◆ **INPUT RECORDS**:
* * *
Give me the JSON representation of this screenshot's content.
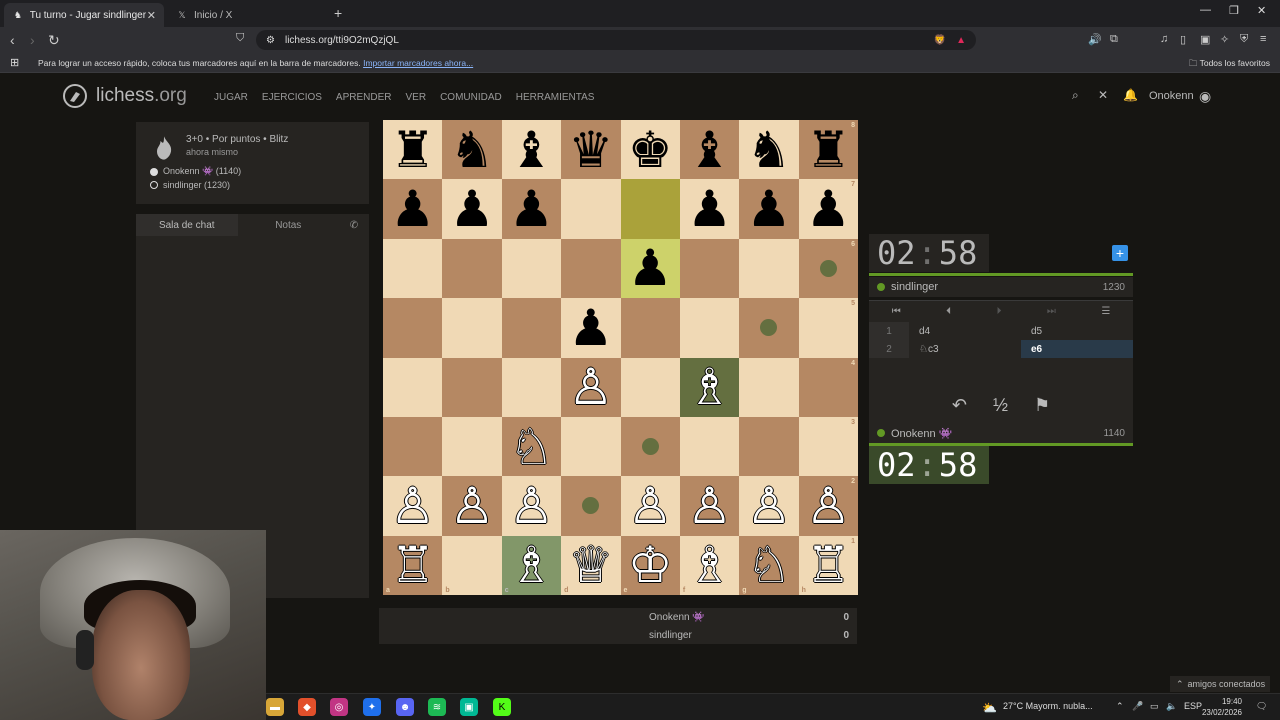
{
  "browser": {
    "tabs": [
      {
        "title": "Tu turno - Jugar sindlinger • l",
        "active": true
      },
      {
        "title": "Inicio / X",
        "active": false
      }
    ],
    "url": "lichess.org/tti9O2mQzjQL",
    "bookmarks_hint": "Para lograr un acceso rápido, coloca tus marcadores aquí en la barra de marcadores.",
    "bookmarks_import": "Importar marcadores ahora...",
    "all_favorites": "Todos los favoritos"
  },
  "site": {
    "logo": "lichess",
    "logo_tld": ".org",
    "nav": [
      "JUGAR",
      "EJERCICIOS",
      "APRENDER",
      "VER",
      "COMUNIDAD",
      "HERRAMIENTAS"
    ],
    "username": "Onokenn"
  },
  "game_info": {
    "setup": "3+0 • Por puntos • Blitz",
    "time_ago": "ahora mismo",
    "white_player": "Onokenn 👾 (1140)",
    "black_player": "sindlinger (1230)"
  },
  "chat": {
    "tab_chat": "Sala de chat",
    "tab_notes": "Notas"
  },
  "board": {
    "ranks": [
      "8",
      "7",
      "6",
      "5",
      "4",
      "3",
      "2",
      "1"
    ],
    "files": [
      "a",
      "b",
      "c",
      "d",
      "e",
      "f",
      "g",
      "h"
    ],
    "position": [
      [
        "♜",
        "♞",
        "♝",
        "♛",
        "♚",
        "♝",
        "♞",
        "♜"
      ],
      [
        "♟",
        "♟",
        "♟",
        "",
        "",
        "♟",
        "♟",
        "♟"
      ],
      [
        "",
        "",
        "",
        "",
        "♟",
        "",
        "",
        ""
      ],
      [
        "",
        "",
        "",
        "♟",
        "",
        "",
        "",
        ""
      ],
      [
        "",
        "",
        "",
        "♙",
        "",
        "♗",
        "",
        ""
      ],
      [
        "",
        "",
        "♘",
        "",
        "",
        "",
        "",
        ""
      ],
      [
        "♙",
        "♙",
        "♙",
        "",
        "♙",
        "♙",
        "♙",
        "♙"
      ],
      [
        "♖",
        "",
        "♗",
        "♕",
        "♔",
        "♗",
        "♘",
        "♖"
      ]
    ]
  },
  "top_player": {
    "name": "sindlinger",
    "rating": "1230",
    "clock_min": "02",
    "clock_sec": "58"
  },
  "bottom_player": {
    "name": "Onokenn 👾",
    "rating": "1140",
    "clock_min": "02",
    "clock_sec": "58"
  },
  "moves": [
    {
      "num": "1",
      "white": "d4",
      "black": "d5"
    },
    {
      "num": "2",
      "white": "♘c3",
      "black": "e6"
    }
  ],
  "actions": {
    "takeback": "↶",
    "draw": "½",
    "resign": "⚑"
  },
  "score": [
    {
      "name": "Onokenn 👾",
      "points": "0"
    },
    {
      "name": "sindlinger",
      "points": "0"
    }
  ],
  "taskbar": {
    "weather": "27°C  Mayorm. nubla...",
    "lang": "ESP",
    "time": "19:40",
    "date": "23/02/2026"
  },
  "friends": "amigos conectados"
}
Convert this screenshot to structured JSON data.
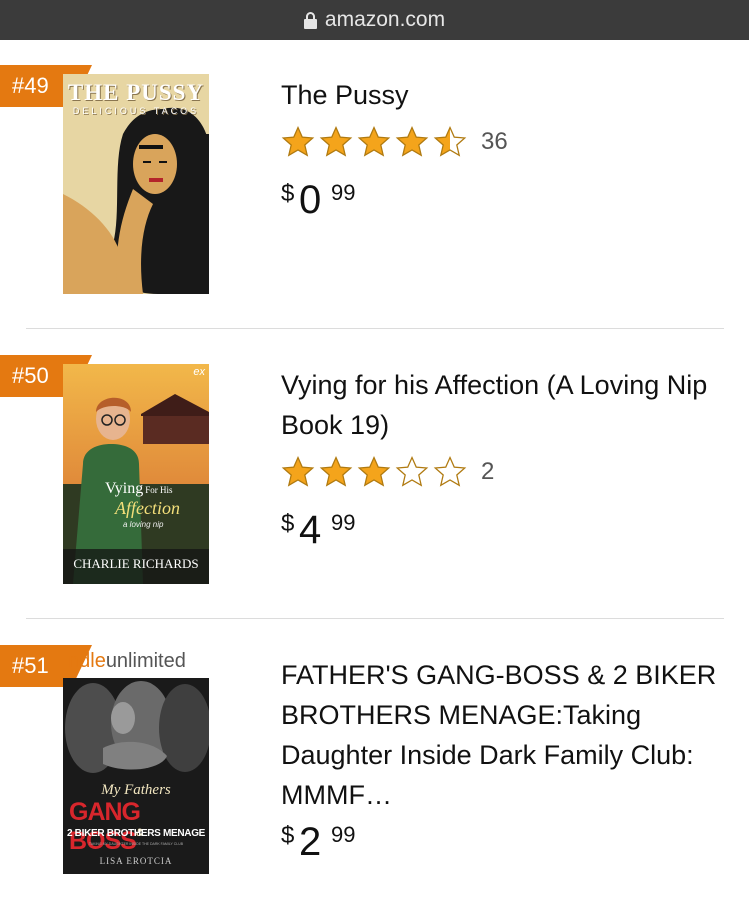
{
  "browser": {
    "url": "amazon.com"
  },
  "colors": {
    "badge": "#e47911",
    "star": "#f4a41b",
    "star_outline": "#b07a10"
  },
  "items": [
    {
      "rank": "#49",
      "title": "The Pussy",
      "rating": 4.5,
      "rating_count": "36",
      "price": {
        "currency": "$",
        "whole": "0",
        "fraction": "99"
      },
      "cover": {
        "title": "THE PUSSY",
        "subtitle": "DELICIOUS TACOS"
      }
    },
    {
      "rank": "#50",
      "title": "Vying for his Affection (A Loving Nip Book 19)",
      "rating": 3,
      "rating_count": "2",
      "price": {
        "currency": "$",
        "whole": "4",
        "fraction": "99"
      },
      "cover": {
        "publisher": "ex",
        "title_main": "Vying",
        "title_small": "For His",
        "title_script": "Affection",
        "series": "a loving nip",
        "author": "CHARLIE RICHARDS"
      }
    },
    {
      "rank": "#51",
      "title": "FATHER'S GANG-BOSS & 2 BIKER BROTHERS MENAGE:Taking Daughter Inside Dark Family Club: MMMF…",
      "price": {
        "currency": "$",
        "whole": "2",
        "fraction": "99"
      },
      "cover": {
        "banner_k": "ndle",
        "banner_u": "unlimited",
        "script": "My Fathers",
        "title": "GANG BOSS",
        "amp": "&",
        "subtitle": "2 BIKER BROTHERS MENAGE",
        "tagline": "TAKING MY DAUGHTER INSIDE THE DARK FAMILY CLUB",
        "author": "LISA EROTCIA"
      }
    }
  ]
}
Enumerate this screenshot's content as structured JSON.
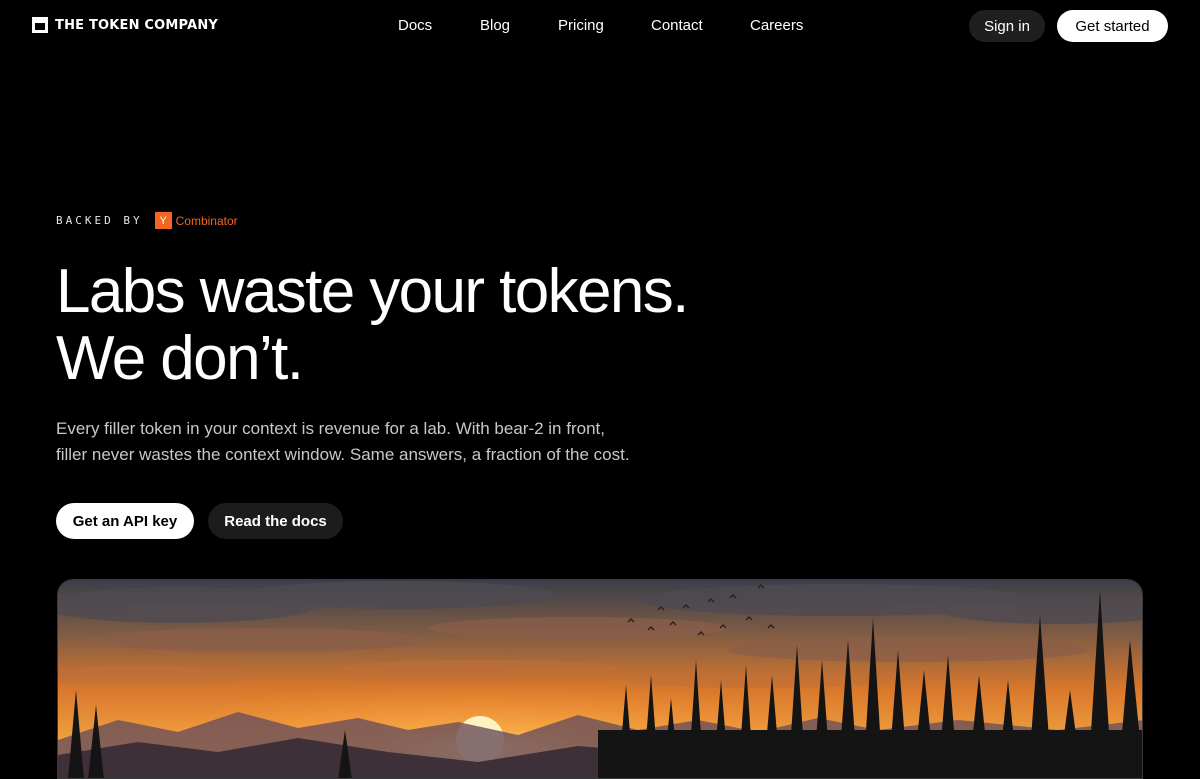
{
  "brand": {
    "name": "THE TOKEN COMPANY",
    "icon": "logo-square-icon"
  },
  "nav": {
    "links": [
      "Docs",
      "Blog",
      "Pricing",
      "Contact",
      "Careers"
    ],
    "sign_in": "Sign in",
    "get_started": "Get started"
  },
  "hero": {
    "backed_by": "BACKED BY",
    "backer_badge": "Y",
    "backer_name": "Combinator",
    "headline": [
      "Labs waste your tokens.",
      "We don’t."
    ],
    "subtext": [
      "Every filler token in your context is revenue for a lab. With bear-2 in front,",
      "filler never wastes the context window. Same answers, a fraction of the cost."
    ],
    "cta_primary": "Get an API key",
    "cta_secondary": "Read the docs"
  },
  "colors": {
    "background": "#000000",
    "yc_orange": "#f26522",
    "button_dark": "#1f1f1f",
    "button_light": "#ffffff"
  }
}
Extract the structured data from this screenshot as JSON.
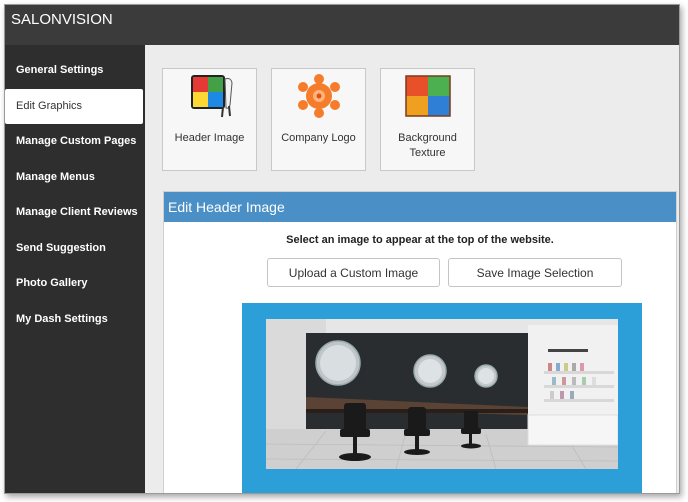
{
  "app": {
    "title": "SALONVISION"
  },
  "sidebar": {
    "items": [
      {
        "label": "General Settings",
        "active": false
      },
      {
        "label": "Edit Graphics",
        "active": true
      },
      {
        "label": "Manage Custom Pages",
        "active": false
      },
      {
        "label": "Manage Menus",
        "active": false
      },
      {
        "label": "Manage Client Reviews",
        "active": false
      },
      {
        "label": "Send Suggestion",
        "active": false
      },
      {
        "label": "Photo Gallery",
        "active": false
      },
      {
        "label": "My Dash Settings",
        "active": false
      }
    ]
  },
  "tiles": [
    {
      "label": "Header Image",
      "icon": "header-image-icon"
    },
    {
      "label": "Company Logo",
      "icon": "company-logo-icon"
    },
    {
      "label_line1": "Background",
      "label_line2": "Texture",
      "icon": "background-texture-icon"
    }
  ],
  "panel": {
    "title": "Edit Header Image",
    "instruction": "Select an image to appear at the top of the website.",
    "upload_label": "Upload a Custom Image",
    "save_label": "Save Image Selection"
  },
  "colors": {
    "topbar": "#3b3b3b",
    "sidebar": "#2e2e2e",
    "panel_header": "#4a90c7",
    "preview_frame": "#2c9fd8"
  }
}
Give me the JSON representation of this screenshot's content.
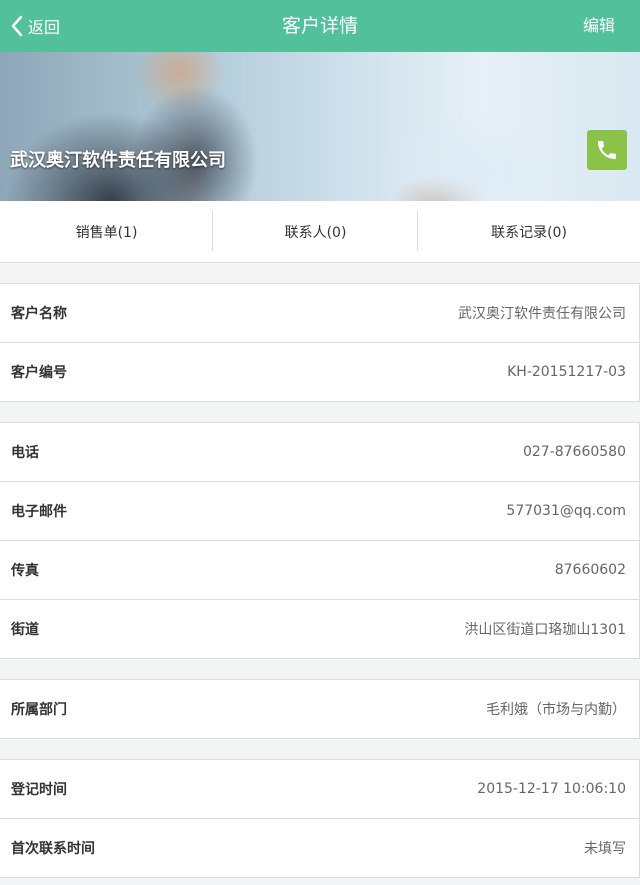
{
  "header": {
    "back_label": "返回",
    "title": "客户详情",
    "edit_label": "编辑",
    "background": "#52c19b"
  },
  "banner": {
    "company_name": "武汉奥汀软件责任有限公司",
    "phone_button_color": "#8bc34a",
    "phone_icon": "phone-icon"
  },
  "tabs": [
    {
      "label": "销售单(1)"
    },
    {
      "label": "联系人(0)"
    },
    {
      "label": "联系记录(0)"
    }
  ],
  "groups": [
    {
      "rows": [
        {
          "label": "客户名称",
          "value": "武汉奥汀软件责任有限公司"
        },
        {
          "label": "客户编号",
          "value": "KH-20151217-03"
        }
      ]
    },
    {
      "rows": [
        {
          "label": "电话",
          "value": "027-87660580"
        },
        {
          "label": "电子邮件",
          "value": "577031@qq.com"
        },
        {
          "label": "传真",
          "value": "87660602"
        },
        {
          "label": "街道",
          "value": "洪山区街道口珞珈山1301"
        }
      ]
    },
    {
      "rows": [
        {
          "label": "所属部门",
          "value": "毛利娥（市场与内勤）"
        }
      ]
    },
    {
      "rows": [
        {
          "label": "登记时间",
          "value": "2015-12-17 10:06:10"
        },
        {
          "label": "首次联系时间",
          "value": "未填写"
        }
      ]
    }
  ]
}
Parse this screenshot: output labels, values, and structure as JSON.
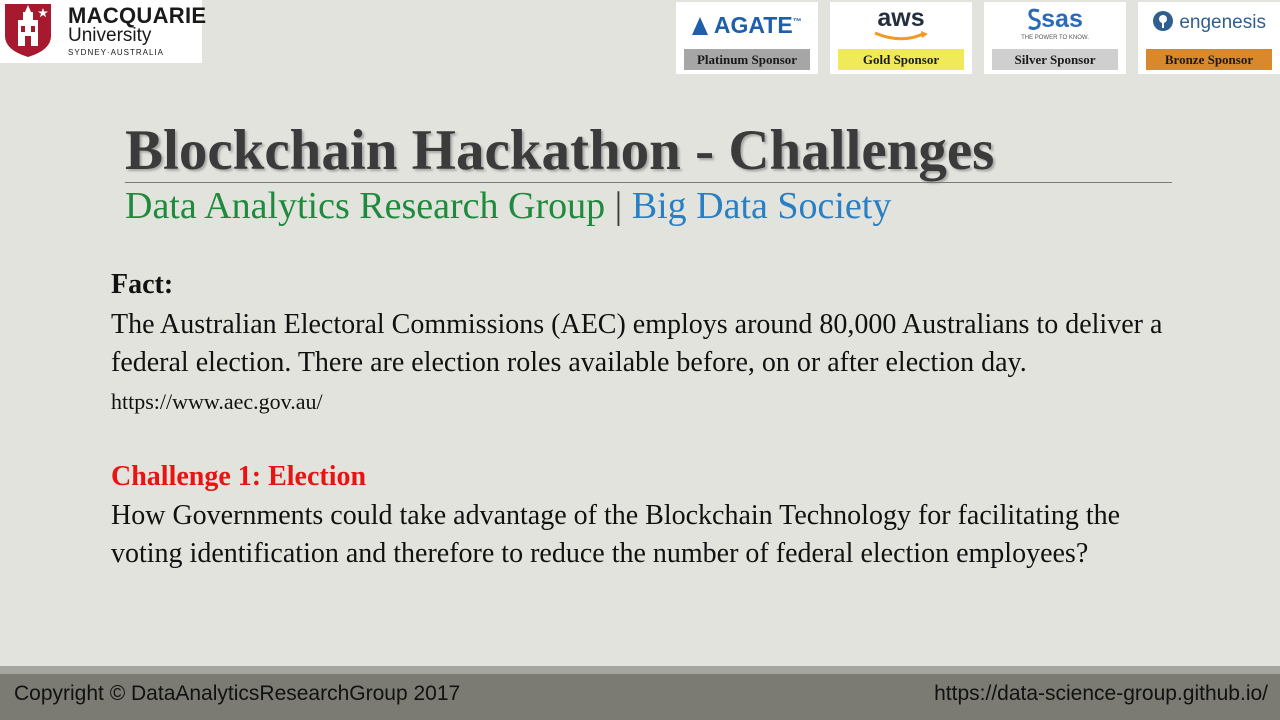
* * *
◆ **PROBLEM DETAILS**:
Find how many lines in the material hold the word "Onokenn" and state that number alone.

◆ **SOLUTION**:
4